Line scan spectral imaging
It is possible also to perform multi-spectral imaging in microscopy through making use of modules that contain transmissive dispersion gratings, such as the Imspector. The optical principle of dispersion and detection in these systems is somewhat analogous to that described earlier for airborne monitoring. This unit is mounted between microscope and EMCCD and light is collected from an illuminated line in the x-direction across the sample – line illumination coming either from filtered lamp or laser. The collected light from the line is dispersed over the area of the EMCCD array, or even part of the available area for faster frame rates with lower spectral range or resolution. Thus the pixels across the columns of the EMCCD provide resolution in λ. The y-direction is scanned through moving the sample incrementally via a motorized stage. For every stage step (typically 512), one needs to expose and readout the area of the array that has been illuminated. The ultra-sensitive performance of EMCCDs is ideal for this approach, enabling both shorter exposure times and faster readout performance.

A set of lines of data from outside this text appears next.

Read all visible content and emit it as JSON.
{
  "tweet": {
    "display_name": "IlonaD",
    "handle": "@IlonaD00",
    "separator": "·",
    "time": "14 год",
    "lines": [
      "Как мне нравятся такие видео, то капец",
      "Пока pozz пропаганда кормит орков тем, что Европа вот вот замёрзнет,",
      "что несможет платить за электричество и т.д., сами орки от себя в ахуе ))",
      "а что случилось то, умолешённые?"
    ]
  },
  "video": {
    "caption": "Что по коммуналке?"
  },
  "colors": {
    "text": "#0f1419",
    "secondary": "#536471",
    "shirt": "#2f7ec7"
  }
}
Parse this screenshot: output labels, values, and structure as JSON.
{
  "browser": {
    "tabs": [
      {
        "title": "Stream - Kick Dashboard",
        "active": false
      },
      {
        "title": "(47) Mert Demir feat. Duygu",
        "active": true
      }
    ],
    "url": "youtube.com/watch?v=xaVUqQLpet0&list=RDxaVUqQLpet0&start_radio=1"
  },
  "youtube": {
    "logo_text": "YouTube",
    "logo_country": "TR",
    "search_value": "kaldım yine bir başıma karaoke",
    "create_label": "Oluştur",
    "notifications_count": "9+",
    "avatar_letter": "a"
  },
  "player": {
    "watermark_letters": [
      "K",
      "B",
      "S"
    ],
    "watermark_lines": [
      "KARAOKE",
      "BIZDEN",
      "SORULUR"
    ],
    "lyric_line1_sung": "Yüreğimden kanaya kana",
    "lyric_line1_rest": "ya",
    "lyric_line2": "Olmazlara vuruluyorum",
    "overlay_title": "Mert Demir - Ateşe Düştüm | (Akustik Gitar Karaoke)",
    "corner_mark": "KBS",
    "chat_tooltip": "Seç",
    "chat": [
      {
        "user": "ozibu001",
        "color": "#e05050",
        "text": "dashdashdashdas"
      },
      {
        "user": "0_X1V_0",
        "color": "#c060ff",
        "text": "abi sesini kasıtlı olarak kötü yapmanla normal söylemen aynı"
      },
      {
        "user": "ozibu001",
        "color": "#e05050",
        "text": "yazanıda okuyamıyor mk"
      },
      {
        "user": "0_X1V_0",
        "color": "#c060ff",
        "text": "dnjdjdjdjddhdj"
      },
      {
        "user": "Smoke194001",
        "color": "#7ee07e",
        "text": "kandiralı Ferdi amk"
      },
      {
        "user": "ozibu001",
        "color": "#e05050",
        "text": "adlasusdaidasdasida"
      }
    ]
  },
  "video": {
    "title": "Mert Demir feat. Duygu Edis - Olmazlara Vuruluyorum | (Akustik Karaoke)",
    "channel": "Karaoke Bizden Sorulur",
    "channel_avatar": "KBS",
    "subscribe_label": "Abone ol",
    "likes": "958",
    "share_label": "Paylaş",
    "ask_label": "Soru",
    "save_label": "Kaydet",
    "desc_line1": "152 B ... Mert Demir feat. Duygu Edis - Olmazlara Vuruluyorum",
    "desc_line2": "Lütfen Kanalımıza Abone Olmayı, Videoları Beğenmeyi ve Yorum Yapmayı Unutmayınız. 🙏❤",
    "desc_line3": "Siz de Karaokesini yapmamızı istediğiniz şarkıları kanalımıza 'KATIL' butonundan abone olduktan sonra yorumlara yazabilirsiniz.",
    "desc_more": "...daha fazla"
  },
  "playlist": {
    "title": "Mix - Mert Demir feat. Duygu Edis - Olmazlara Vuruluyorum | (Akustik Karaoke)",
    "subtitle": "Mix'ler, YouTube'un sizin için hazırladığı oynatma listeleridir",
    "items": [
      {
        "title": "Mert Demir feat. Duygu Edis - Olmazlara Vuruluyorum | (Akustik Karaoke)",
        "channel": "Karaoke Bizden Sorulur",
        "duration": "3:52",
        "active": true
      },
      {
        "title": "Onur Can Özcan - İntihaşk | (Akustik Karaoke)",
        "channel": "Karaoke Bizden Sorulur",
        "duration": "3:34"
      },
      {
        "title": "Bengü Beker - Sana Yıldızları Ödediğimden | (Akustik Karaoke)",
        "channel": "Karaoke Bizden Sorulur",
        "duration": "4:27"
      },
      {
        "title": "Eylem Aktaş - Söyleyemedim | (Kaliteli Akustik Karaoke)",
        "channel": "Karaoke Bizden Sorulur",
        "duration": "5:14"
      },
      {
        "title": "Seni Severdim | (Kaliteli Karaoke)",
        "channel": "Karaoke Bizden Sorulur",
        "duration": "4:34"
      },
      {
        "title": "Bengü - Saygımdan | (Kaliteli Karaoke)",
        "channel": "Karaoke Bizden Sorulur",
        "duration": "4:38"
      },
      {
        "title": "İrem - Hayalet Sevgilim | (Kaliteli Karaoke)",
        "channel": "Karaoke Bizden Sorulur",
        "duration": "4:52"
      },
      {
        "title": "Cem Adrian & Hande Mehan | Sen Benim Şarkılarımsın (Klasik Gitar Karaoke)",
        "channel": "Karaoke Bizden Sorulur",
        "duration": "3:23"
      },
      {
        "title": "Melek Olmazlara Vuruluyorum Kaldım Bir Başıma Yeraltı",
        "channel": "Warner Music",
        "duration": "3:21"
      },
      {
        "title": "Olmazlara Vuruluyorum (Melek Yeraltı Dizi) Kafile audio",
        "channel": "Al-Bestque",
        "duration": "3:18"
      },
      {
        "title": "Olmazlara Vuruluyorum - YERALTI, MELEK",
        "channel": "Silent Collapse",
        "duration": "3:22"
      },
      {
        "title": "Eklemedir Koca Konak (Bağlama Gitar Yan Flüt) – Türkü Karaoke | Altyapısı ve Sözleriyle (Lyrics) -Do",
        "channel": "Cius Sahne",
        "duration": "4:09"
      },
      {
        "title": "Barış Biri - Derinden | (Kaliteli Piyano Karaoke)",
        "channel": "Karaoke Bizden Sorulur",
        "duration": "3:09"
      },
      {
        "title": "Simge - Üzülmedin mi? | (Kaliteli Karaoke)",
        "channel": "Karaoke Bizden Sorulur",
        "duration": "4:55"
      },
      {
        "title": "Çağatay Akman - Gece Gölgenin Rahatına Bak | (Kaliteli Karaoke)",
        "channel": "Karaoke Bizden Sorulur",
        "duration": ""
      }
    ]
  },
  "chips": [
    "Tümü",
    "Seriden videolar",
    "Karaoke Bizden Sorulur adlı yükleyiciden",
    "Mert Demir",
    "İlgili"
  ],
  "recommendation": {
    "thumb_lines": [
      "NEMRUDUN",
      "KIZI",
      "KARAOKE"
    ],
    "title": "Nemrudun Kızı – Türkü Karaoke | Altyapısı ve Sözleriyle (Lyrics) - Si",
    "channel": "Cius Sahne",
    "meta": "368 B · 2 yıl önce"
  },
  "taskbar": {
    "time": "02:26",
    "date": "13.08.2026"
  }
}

EMCCD performance can readily be applied to speed up a spectral imaging approach whereby a liquid crystal tuneable emission filter is employed to sequentially acquire a λ-stack of images across a spectral range, involving illumination and imaging of the entire area, wavelength-at-a-time. This technique has traditionally suffered from speed of acquisition limitations but is boosted by EMCCD sensitivity and readout speed advantages.
Excitation spectroscopic imaging can also be carried out, by scanning a tuneable wavelength excitation source, analyzing the resultant emission intensity.Spectral unmixing algorithms can be applied just as readily to data acquired in this fashion.